Under Pennsylvania law, the standards set forth in section 908 of the Restatement of Torts (1939) govern the application of punitive damages, which are awarded to punish a person for outrageous conduct, Chuy v. Philadelphia Eagles Football Club, 595 F.2d 1265, 1277 (3d Cir. 1979), "that is, for acts done with a bad motive or with a reckless indifference to the interests of others." Chambers v. Montgomery, 411 Pa. 339, 344, 192 A.2d 355, 358 (1963); see also Woodson, 842 F.2d at 703; Medvecz v. Choi, 569 F.2d 1221, 1226-27 (3d Cir. 1977). The Court finds under all the circumstances of this case that the defendants' conduct was not merely inexcusably insensitive and illegal, but was so outrageous that the sanction of punitive damages is warranted.
The defendants, in utter disregard of Cain's rights, summarily removed the plaintiff from his position while he lay in the hospital, just days after he had honestly confided to them he had AIDS. Cain had wanted to return to his job as regional partner and pleaded with Croyle to permit him to do so. Having failed to receive any assurances from the defendants that he would be allowed to remain with the firm as a partner, Cain became depressed and upset, so much so that his treating physician advised the defendants that they should not visit him again until he could recuperate more fully. Yet, two days later the defendants told Cain what he already knew, that he had been terminated.
The defendants were well aware that Cain would require a short period to recover and that his condition was improving. They refused, however, to attempt even the most meager form of accommodation or endeavor to ascertain whether he could do the work of regional partner. They did not bother to consult with the plaintiff or wait until he had exhausted his sick time before taking action against him. At best, the defendants offered him an entry-level position, which paid about half of his annual salary of $44,000. This was despite the fact that Cain had shown himself to be a brilliant attorney with a promising future. He had been selected by the defendants to participate in their Fast Track Program, had performed in such an outstanding manner that he had been promoted to regional partner, and had earned a ten percent raise in salary only months after starting with the firm. Within days of learning Cain had AIDS, the defendants switched this young lawyer onto another fast track — one calculated to remove him from the organization.

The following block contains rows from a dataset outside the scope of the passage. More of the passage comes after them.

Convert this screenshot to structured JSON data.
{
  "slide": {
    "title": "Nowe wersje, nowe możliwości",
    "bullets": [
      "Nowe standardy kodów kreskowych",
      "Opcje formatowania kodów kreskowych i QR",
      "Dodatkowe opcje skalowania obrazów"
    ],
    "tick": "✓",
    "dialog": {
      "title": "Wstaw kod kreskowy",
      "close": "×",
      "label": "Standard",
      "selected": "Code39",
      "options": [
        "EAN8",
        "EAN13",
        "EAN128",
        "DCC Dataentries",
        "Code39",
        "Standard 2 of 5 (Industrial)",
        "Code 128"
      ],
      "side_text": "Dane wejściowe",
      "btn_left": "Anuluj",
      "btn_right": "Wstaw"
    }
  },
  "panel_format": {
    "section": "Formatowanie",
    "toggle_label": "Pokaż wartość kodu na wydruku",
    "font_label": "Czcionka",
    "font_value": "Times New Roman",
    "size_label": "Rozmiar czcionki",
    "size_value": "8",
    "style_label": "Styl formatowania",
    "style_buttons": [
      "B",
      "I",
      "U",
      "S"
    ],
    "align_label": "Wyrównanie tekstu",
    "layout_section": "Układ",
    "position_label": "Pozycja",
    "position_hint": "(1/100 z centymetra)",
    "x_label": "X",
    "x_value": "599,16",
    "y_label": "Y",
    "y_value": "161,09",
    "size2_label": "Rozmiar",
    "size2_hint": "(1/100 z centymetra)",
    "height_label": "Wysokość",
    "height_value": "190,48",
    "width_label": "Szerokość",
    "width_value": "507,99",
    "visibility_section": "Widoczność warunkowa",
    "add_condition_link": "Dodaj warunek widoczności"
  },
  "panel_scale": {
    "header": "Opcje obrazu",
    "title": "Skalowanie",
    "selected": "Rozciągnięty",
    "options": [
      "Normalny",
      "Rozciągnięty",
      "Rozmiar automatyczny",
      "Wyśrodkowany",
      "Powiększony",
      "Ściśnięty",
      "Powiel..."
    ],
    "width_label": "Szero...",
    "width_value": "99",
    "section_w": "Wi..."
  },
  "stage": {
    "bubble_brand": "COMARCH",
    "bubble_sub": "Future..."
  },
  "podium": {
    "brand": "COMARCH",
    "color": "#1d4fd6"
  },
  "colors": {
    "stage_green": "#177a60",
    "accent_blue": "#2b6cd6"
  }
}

In the weeks immediately prior to his diagnosis, the plaintiff had experienced physical difficulties, complained of being tired, and began to do and say things that were inconsistent with his former self. The record is devoid of any evidence that the defendants considered that the conduct which they now characterize as showing he was a poor regional partner may well have been a manifestation of his AIDS condition. The defendants did not wait for him to receive treatment. They did not afford him an opportunity to prove he could be a productive, functioning partner in the firm. Their actions were a corrupt assault on the dignity of the plaintiff. The Court assesses $50,000 in punitive damages against the defendants.
In consequence, the plaintiff is awarded total damages in the amount of $157,888.18. An order follows.
AND NOW, this 3d day of April, 1990, for the reasons set forth in this Court's Memorandum of April 3, 1990;
IT IS ORDERED that judgment in the above-captioned action is entered in favor of Plaintiffs and that Defendants shall pay to Plaintiffs the sum of one hundred and fifty seven thousand, eight hundred and eighty eight dollars and eighteen cents ($157,888.18) in damages.